Cory's scheme only works because there's a bricks-and-paper publishing industry and bookshops still standing. If, in the future, everyone just expects to download books for free, it ain't gonna work. Also, not everyone can supplement their free books by giving talks and writing articles in which they tell people to give books away for free.
Good that your agent did all that work "on tick" but is that sustainable? I work as a freelance editor sometimes, and frankly I couldn't afford to put in days of work for free on the off-chance that it might pay off in the future.

Also, it's hard, nay impossible to fund the research for a serious non-fiction book when you go it alone.

james henry said...

fkjhrtijlkjref: thanks!

Mummy/Crit: ha, forgotten about the forum. It was really more about toy-fu than anything else (must have another go at that some time)

Bowleserised: well exactly - I think the free pdf thing has to work in a complimentary fashion to the system that's already set up. Probably a new way in, rather than a way of going it alone, for most writers. And if an iTunes type setup does come along for pdfs, it will make more sense to put it up there for a low price (compared to the physical object) rather than continue to give it away free.

And re. agents doing editing - yeah, my agent put a lot of time and energy into working on the Cabinet with me, so she was as gutted as I was when it didn't get picked up - and may well put her off going to similar lengths in the future. Or, if she loves the next one that comes along, she many not - publishing is as full of crushed enthusiasm and broken dreams and picking themselves up and trying again as scriptwriting world. Just for (mostly) less money.

martinblanc said...

I have a reader in your target age range so we'll see what she makes of part 1 (once I've found a double-sided printer) and then if she likes it, we can move straight to lulu. She loves the stories I tell her, but when I write them down and give them to her, they're apparently a bit long and tedious, so I see your 'paring back' point! Still, I'm enjoying doing it, and am focused on lulu myself, once I'm satisfied all the unnecessary words have been deleted. "Kill your babies" - that's the phrase...though not one to use liberally in the same post as talking about my daughter...

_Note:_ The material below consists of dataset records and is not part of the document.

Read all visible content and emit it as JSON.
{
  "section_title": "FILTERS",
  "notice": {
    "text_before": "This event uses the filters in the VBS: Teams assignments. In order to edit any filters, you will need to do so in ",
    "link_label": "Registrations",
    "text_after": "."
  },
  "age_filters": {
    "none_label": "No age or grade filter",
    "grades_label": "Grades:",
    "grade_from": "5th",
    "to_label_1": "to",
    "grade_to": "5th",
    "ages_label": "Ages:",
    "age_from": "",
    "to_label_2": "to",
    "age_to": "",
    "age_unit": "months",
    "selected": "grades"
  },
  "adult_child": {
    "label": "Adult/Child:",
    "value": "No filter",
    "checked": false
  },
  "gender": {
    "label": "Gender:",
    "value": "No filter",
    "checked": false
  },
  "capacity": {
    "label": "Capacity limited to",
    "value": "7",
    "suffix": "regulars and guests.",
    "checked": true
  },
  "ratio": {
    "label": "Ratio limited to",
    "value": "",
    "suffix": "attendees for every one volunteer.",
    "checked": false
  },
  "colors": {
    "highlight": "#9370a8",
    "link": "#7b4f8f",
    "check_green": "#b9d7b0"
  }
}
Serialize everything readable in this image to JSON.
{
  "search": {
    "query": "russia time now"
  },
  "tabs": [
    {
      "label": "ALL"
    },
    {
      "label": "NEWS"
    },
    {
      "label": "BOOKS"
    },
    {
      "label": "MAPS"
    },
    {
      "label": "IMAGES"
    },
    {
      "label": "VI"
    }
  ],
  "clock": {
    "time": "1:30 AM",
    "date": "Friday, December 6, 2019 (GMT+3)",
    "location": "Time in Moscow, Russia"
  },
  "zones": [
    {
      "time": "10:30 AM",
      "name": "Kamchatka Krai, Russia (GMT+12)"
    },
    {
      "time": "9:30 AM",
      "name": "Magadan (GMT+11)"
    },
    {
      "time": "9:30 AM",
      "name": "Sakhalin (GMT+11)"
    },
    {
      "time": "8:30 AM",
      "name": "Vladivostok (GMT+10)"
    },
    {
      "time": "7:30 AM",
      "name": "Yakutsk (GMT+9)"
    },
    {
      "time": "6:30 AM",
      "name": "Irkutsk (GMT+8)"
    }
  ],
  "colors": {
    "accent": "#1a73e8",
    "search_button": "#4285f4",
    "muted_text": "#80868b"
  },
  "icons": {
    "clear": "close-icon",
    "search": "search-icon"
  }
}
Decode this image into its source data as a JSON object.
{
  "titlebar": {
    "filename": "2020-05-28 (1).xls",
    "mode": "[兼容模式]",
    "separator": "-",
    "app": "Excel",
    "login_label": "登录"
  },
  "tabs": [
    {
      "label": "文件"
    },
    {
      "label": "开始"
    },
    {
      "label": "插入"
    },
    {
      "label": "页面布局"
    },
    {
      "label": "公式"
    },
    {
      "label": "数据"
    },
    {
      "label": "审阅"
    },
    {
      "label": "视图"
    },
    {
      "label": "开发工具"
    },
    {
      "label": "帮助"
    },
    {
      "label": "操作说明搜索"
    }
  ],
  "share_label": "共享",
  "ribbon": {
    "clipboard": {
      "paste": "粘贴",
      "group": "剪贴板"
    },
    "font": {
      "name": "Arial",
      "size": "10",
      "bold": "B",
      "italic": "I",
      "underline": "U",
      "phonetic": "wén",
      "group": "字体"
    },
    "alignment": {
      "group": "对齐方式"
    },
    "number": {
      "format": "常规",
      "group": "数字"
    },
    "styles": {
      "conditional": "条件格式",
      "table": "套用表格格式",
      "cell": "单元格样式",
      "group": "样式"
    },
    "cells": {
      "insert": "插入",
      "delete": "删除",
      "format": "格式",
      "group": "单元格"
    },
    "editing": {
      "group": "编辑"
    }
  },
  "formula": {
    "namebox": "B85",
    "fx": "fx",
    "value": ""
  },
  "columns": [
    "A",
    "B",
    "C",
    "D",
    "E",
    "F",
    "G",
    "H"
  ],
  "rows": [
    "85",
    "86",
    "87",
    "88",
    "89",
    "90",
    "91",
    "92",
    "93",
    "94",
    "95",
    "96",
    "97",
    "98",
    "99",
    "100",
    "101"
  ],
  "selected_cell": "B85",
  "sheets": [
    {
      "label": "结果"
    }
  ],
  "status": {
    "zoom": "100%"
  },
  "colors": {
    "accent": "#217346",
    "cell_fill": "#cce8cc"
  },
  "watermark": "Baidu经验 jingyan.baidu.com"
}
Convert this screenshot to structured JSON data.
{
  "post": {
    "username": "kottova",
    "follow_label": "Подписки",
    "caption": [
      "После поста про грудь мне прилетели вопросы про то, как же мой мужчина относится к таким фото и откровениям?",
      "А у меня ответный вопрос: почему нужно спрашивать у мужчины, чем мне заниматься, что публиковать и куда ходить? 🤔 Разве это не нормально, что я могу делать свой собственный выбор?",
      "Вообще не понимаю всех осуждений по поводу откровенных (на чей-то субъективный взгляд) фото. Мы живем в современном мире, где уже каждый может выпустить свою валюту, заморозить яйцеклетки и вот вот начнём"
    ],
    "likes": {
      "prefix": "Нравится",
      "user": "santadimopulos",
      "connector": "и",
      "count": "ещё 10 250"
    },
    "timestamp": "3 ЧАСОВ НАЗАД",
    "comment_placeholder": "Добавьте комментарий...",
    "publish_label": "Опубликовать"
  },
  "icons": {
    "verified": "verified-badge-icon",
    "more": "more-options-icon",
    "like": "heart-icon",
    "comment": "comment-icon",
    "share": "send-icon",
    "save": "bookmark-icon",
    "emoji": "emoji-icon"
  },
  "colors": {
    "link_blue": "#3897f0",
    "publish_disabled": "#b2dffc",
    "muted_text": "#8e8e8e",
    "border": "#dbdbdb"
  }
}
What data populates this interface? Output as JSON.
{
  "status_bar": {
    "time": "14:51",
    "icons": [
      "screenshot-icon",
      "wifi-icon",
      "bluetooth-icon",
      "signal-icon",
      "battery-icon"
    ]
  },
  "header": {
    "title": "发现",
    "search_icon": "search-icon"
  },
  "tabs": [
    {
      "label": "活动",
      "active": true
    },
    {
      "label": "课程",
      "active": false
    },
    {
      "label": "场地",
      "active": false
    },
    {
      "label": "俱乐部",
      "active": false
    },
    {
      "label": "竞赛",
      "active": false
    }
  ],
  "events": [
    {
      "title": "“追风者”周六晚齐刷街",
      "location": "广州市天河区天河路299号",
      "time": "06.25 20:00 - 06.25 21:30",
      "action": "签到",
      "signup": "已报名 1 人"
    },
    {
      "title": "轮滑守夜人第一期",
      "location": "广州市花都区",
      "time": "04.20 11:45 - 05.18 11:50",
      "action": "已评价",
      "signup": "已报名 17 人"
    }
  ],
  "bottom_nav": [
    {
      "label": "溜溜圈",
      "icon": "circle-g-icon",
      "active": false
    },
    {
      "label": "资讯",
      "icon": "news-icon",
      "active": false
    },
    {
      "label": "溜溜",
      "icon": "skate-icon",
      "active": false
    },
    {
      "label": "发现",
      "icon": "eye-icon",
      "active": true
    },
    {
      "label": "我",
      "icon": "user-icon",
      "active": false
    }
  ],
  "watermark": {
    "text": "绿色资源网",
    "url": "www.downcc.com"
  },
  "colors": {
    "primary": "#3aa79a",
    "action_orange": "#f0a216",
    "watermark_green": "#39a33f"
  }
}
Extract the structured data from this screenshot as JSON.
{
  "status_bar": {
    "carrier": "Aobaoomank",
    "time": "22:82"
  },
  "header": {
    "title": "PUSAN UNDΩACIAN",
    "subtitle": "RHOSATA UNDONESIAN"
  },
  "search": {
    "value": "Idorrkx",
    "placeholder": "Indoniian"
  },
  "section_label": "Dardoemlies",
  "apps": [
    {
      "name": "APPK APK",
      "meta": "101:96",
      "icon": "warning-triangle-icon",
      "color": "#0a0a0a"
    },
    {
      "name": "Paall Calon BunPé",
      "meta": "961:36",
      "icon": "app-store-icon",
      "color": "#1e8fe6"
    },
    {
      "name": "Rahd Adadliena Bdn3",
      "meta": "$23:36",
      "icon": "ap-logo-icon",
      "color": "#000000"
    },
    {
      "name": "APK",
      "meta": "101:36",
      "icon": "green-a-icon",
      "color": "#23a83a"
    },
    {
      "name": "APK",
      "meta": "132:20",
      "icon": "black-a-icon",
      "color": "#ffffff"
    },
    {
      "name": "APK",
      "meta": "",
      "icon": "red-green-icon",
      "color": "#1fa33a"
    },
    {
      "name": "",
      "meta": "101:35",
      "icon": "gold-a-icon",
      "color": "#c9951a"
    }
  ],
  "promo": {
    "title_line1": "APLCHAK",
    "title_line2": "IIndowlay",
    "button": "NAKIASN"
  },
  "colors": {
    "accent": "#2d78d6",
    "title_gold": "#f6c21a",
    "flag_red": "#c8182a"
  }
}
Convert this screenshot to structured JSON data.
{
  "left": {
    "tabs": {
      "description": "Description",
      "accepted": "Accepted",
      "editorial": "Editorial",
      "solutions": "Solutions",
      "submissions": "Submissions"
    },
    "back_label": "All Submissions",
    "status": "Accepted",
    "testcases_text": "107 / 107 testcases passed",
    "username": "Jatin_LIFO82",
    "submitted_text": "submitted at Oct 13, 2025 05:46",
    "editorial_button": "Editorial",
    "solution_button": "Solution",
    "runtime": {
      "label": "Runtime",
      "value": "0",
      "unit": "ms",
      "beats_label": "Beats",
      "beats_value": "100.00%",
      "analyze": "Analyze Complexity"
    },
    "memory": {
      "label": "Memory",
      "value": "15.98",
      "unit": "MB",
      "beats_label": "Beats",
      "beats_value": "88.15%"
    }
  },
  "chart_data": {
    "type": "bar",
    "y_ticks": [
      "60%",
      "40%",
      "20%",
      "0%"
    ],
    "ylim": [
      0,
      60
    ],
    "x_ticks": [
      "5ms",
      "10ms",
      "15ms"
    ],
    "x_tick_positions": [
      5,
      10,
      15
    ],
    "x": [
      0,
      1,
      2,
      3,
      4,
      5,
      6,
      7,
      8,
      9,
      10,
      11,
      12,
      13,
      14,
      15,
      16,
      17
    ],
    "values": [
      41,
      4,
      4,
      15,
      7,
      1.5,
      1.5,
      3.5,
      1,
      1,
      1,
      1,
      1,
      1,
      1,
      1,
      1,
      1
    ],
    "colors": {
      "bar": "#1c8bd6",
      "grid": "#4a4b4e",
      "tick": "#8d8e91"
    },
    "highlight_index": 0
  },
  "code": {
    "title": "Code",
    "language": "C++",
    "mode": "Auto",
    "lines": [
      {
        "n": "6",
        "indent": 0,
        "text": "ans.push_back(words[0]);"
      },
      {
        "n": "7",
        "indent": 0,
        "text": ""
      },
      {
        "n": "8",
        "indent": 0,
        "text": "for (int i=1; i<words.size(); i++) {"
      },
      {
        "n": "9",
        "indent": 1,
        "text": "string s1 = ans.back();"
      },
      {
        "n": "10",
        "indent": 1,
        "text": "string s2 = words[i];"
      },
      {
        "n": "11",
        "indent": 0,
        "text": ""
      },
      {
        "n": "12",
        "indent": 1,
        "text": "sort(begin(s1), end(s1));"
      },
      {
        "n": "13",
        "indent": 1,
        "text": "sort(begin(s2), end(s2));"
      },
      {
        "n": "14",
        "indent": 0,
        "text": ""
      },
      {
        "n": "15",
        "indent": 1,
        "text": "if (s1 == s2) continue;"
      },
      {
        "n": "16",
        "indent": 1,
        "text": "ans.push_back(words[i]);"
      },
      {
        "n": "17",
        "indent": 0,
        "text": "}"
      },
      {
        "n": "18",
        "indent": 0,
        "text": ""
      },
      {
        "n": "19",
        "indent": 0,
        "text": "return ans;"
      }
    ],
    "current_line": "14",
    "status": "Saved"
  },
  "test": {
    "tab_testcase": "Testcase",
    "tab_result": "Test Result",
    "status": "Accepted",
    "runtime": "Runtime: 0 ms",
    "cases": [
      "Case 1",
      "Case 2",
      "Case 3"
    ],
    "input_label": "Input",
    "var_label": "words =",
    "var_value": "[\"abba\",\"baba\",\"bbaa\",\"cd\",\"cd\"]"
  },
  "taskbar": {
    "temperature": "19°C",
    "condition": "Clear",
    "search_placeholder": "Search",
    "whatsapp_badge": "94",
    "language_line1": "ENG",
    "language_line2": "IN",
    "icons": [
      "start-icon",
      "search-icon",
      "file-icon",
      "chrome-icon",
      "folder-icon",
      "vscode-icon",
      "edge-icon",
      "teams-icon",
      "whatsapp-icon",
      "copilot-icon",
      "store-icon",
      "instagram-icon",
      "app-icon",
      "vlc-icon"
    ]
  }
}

james henry said...

I think the original phrase was 'kill your darlings', which is either less sinister, or much more so. Hope daughter likes it, and remember, it's designed to be read in a thick Jamaican accent.

Jayne said...

I didn't even know you had a forum. It must have been in your youth, before I knew you. I remember Toy-Fu though and miss Steve and the other one a lot. I suspect Blue Kitten has chewed their heads off, which is why they've vanished. Either that or the spiders got them.

james henry said...

Steve is the sole survivor of the last spider attack, and is currently clutched in the hand of the sleeping Blue Kitten, awwww (his glasses and penguin staff had to be removed for safety reasons some time ago, obviously).

Jayne said...

Awww indeed. Picture please.

PS You should do Toy-Fu, the Reimagined Series with better special effects. Blue Kitten could be a guest star.

Mamagenerica said...

Thank you for this, it was a delightful read - and the world was utterly familiar, as if it's been waiting just around the corner all this time. I couldn't sleep last night for wishing I had access to a copy of The Box of Delights *right now*.

james henry said...

Mmm, 'tis a marvellous book. I think I only referred to two things from the BoD in the Cabinet, but I could have used so much more, it has a great spooky/fairytale atmosphere, but with some very solid characters.